We are deeply concerned about the recent decision to cancel the Sherwood Middle School performance of Higher Ground. Although the principal has stated she cancelled the performance because she believed its “content exceeds the maturity of many of Sherwood Middle School students,” we understand that questions about the play arose only after a few parents complained about its homosexual content, and that the teacher was instructed to re-write the play to omit this material. In our view, this is precisely the kind of censorship that the First Amendment prohibits.
Equally troubling are reports that the teacher, Jennie Brown, who wrote Higher Ground, is now under investigation. The investigation sends a chilling message to teachers that the district will not tolerate anything that anyone might find objectionable. This not only undermines education, but violates basic constitutional principles.
School officials are bound by constitutional considerations, including a duty not to discriminate against unpopular or controversial ideas. As the Supreme Court has observed on many occasions, “public educators must accommodate some student expression even if it offends them or offers views or values that contradict those the school wishes to inculcate” (Hazelwood v. Kuhlmeier, 1989). While school officials have considerable discretion in controlling school-sponsored activity, there are limits when it comes to suppressing non-disruptive expression, especially if it addresses political or social concerns (Tinker v. Des Moines School District, 1969; Morse v. Frederick, 2007).
Higher Ground addresses many issues of great relevance to middle school students: bullying, cliques, stereotyping, prejudice, body-image, self-esteem and more.
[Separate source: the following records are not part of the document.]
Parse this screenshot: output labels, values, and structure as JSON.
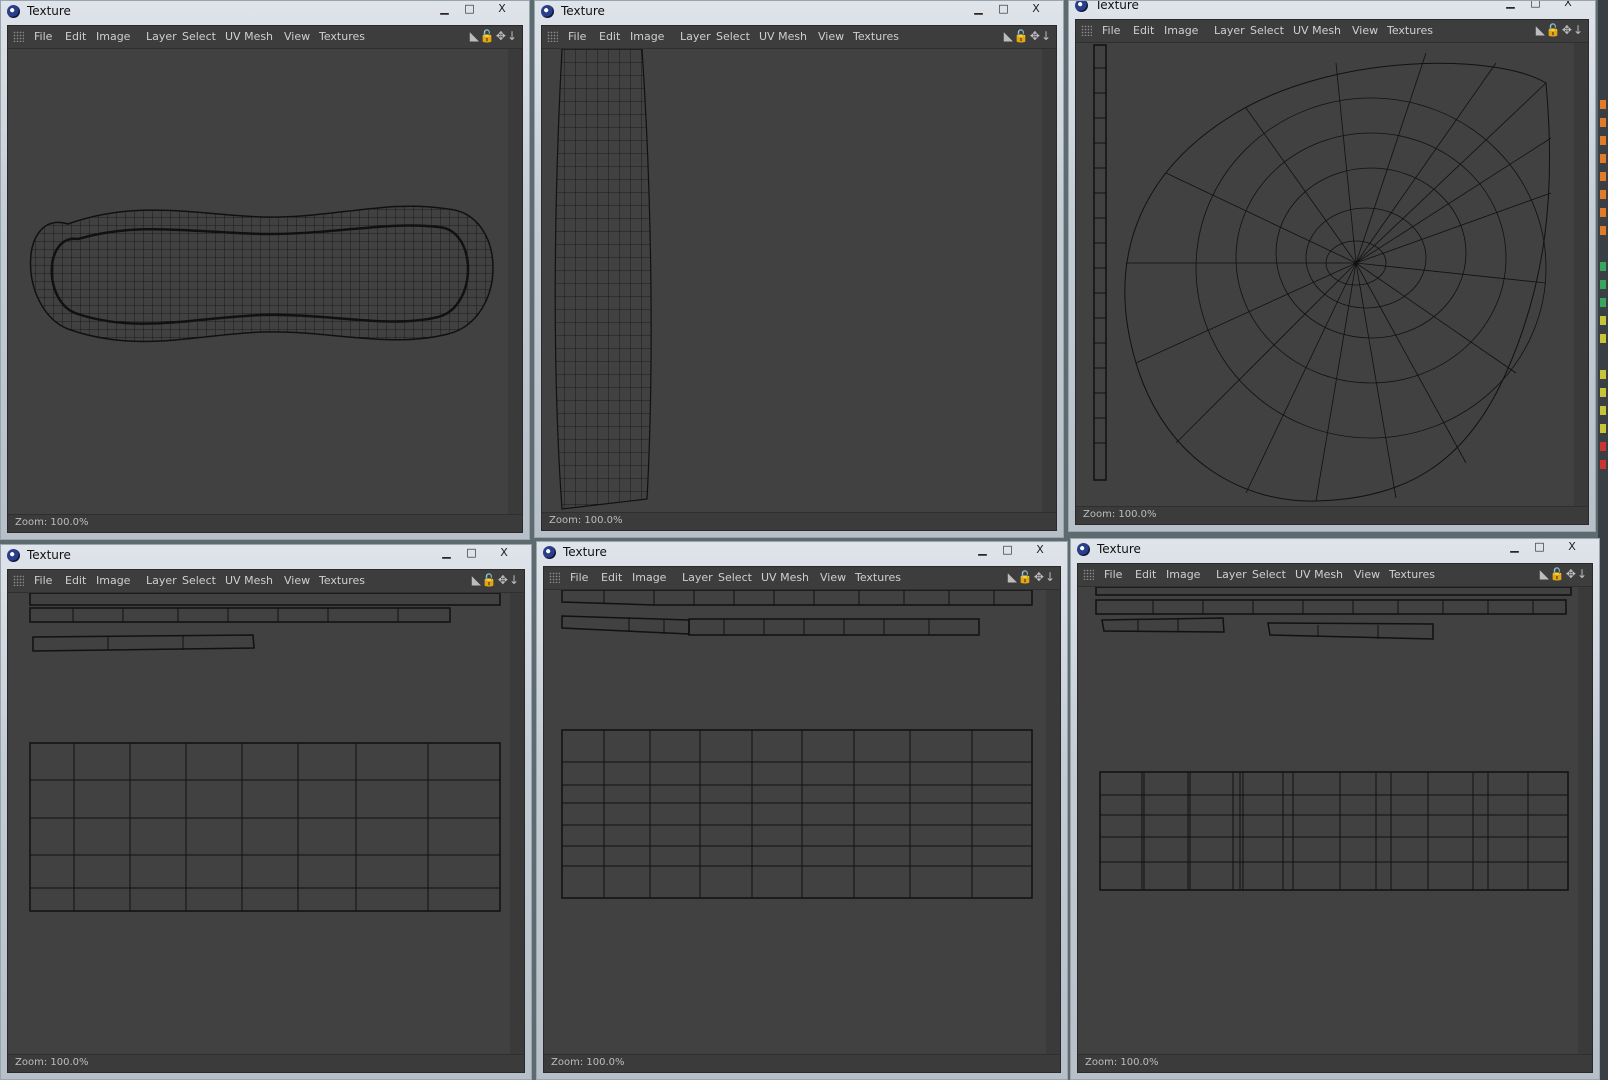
{
  "window_title": "Texture",
  "menu": [
    "File",
    "Edit",
    "Image",
    "Layer",
    "Select",
    "UV Mesh",
    "View",
    "Textures"
  ],
  "status": "Zoom: 100.0%",
  "controls": {
    "minimize": "▁",
    "maximize": "□",
    "close": "X"
  },
  "icons": [
    "uv-mesh-icon",
    "lock-icon",
    "move-icon",
    "dock-arrow-icon"
  ],
  "windows": [
    {
      "name": "texture-window-1",
      "mesh": "bean-shaped uv layout"
    },
    {
      "name": "texture-window-2",
      "mesh": "vertical strip uv layout"
    },
    {
      "name": "texture-window-3",
      "mesh": "radial teardrop uv layout"
    },
    {
      "name": "texture-window-4",
      "mesh": "strips and grid uv layout"
    },
    {
      "name": "texture-window-5",
      "mesh": "strips and grid uv layout"
    },
    {
      "name": "texture-window-6",
      "mesh": "strips and grid uv layout"
    }
  ],
  "colors": {
    "canvas": "#414141",
    "wire": "#111111",
    "chrome": "#c4ccd4"
  }
}
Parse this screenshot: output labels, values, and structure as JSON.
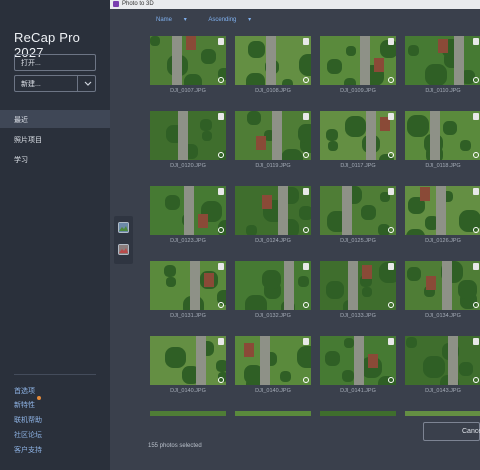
{
  "sidebar": {
    "app_title": "ReCap Pro 2027",
    "open_label": "打开...",
    "new_label": "新建...",
    "nav": [
      {
        "label": "最近",
        "active": true
      },
      {
        "label": "照片项目",
        "active": false
      },
      {
        "label": "学习",
        "active": false
      }
    ],
    "footer_links": [
      "首选项",
      "新特性",
      "联机帮助",
      "社区论坛",
      "客户支持"
    ],
    "colors": {
      "link": "#8fb4e6",
      "badge": "#e58b3a"
    }
  },
  "dialog": {
    "title": "Photo to 3D",
    "sort_field": "Name",
    "sort_order": "Ascending",
    "photos": [
      "DJI_0107.JPG",
      "DJI_0108.JPG",
      "DJI_0109.JPG",
      "DJI_0110.JPG",
      "DJI_0120.JPG",
      "DJI_0119.JPG",
      "DJI_0117.JPG",
      "DJI_0118.JPG",
      "DJI_0123.JPG",
      "DJI_0124.JPG",
      "DJI_0125.JPG",
      "DJI_0126.JPG",
      "DJI_0131.JPG",
      "DJI_0132.JPG",
      "DJI_0133.JPG",
      "DJI_0134.JPG",
      "DJI_0140.JPG",
      "DJI_0140.JPG",
      "DJI_0141.JPG",
      "DJI_0143.JPG"
    ],
    "status_text": "155 photos selected",
    "cancel_label": "Cancel",
    "accent": "#7fb0ef"
  }
}
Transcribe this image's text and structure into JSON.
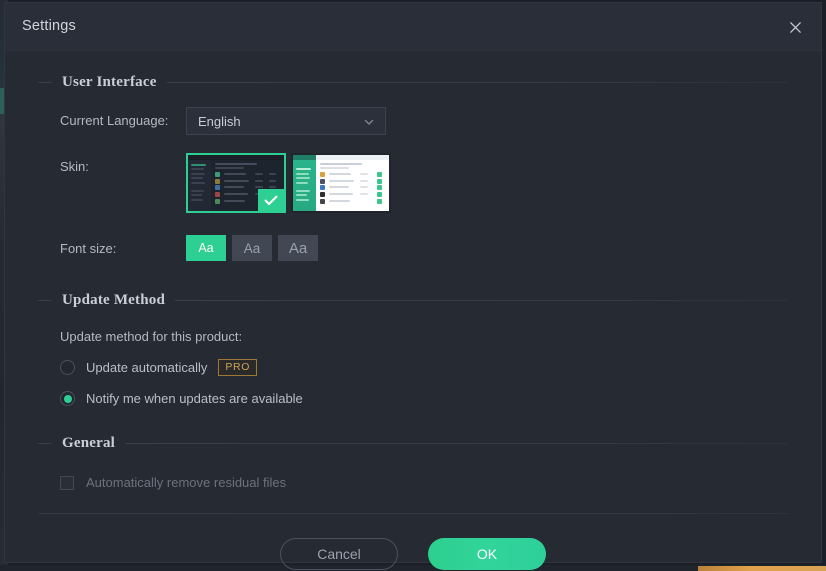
{
  "window": {
    "title": "Settings",
    "close_icon": "close-icon"
  },
  "sections": {
    "user_interface": {
      "title": "User Interface",
      "language": {
        "label": "Current Language:",
        "value": "English",
        "chevron_icon": "chevron-down-icon"
      },
      "skin": {
        "label": "Skin:",
        "options": [
          {
            "name": "dark-skin",
            "selected": true,
            "check_icon": "check-icon"
          },
          {
            "name": "light-skin",
            "selected": false
          }
        ]
      },
      "font_size": {
        "label": "Font size:",
        "options": [
          {
            "label": "Aa",
            "size": "small",
            "selected": true
          },
          {
            "label": "Aa",
            "size": "medium",
            "selected": false
          },
          {
            "label": "Aa",
            "size": "large",
            "selected": false
          }
        ]
      }
    },
    "update_method": {
      "title": "Update Method",
      "description": "Update method for this product:",
      "options": [
        {
          "label": "Update automatically",
          "selected": false,
          "badge": "PRO"
        },
        {
          "label": "Notify me when updates are available",
          "selected": true,
          "badge": ""
        }
      ]
    },
    "general": {
      "title": "General",
      "options": [
        {
          "label": "Automatically remove residual files",
          "checked": false,
          "disabled": true
        }
      ]
    }
  },
  "footer": {
    "cancel_label": "Cancel",
    "ok_label": "OK"
  },
  "colors": {
    "accent": "#2ecf92",
    "dialog_bg": "#262a33",
    "titlebar_bg": "#2a2e38",
    "pro_border": "#9d7838",
    "pro_text": "#cda25a"
  }
}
It offers themes of hope and strength, teaches students to see beyond superficial differences, and encourages them to stand up for their friends and themselves. Exploring these themes through theater provides students with an engaging, educational experience. By studying and portraying characters, students learn to explore and embody perspectives and experiences outside of their own. Already, teachers around the country have read Ms. Brown’s play and asked for her permission to perform it in their schools. Clearly, they feel it will resonate with students and prove to be a strong educational tool.
No student was required to participate in the play, or to see it. Any parent concerned about the play’s content could simply have kept his or her child out of the production and the audience. Instead they pressed for cancellation, so that no child could participate in or see the play. Indeed, not all parents object to the play, and those who do have no right to impose their views on others or to demand that this production reflect their personal preferences.
We urge you to review the situation and ensure that everyone’s First Amendment rights are respected by encouraging student creativity and teaching students the skills to discuss sensitive issues respectfully. These critical educational goals – the goals that inspire the First Amendment – cannot be accomplished by demanding that the play be altered and that teachers censor themselves to avoid important topics which students regularly confront. We urge you to review the way that Ms. Brown has been treated and to allow Higher Ground to be performed at Sherwood and un-edited by the administration.
If we can be of assistance in this matter, please do not hesitate to call us at (212) 807-6222.
National Coalition Against Censorship
READ THE PLAY: Higher Ground by Jennie Brown: What do you think?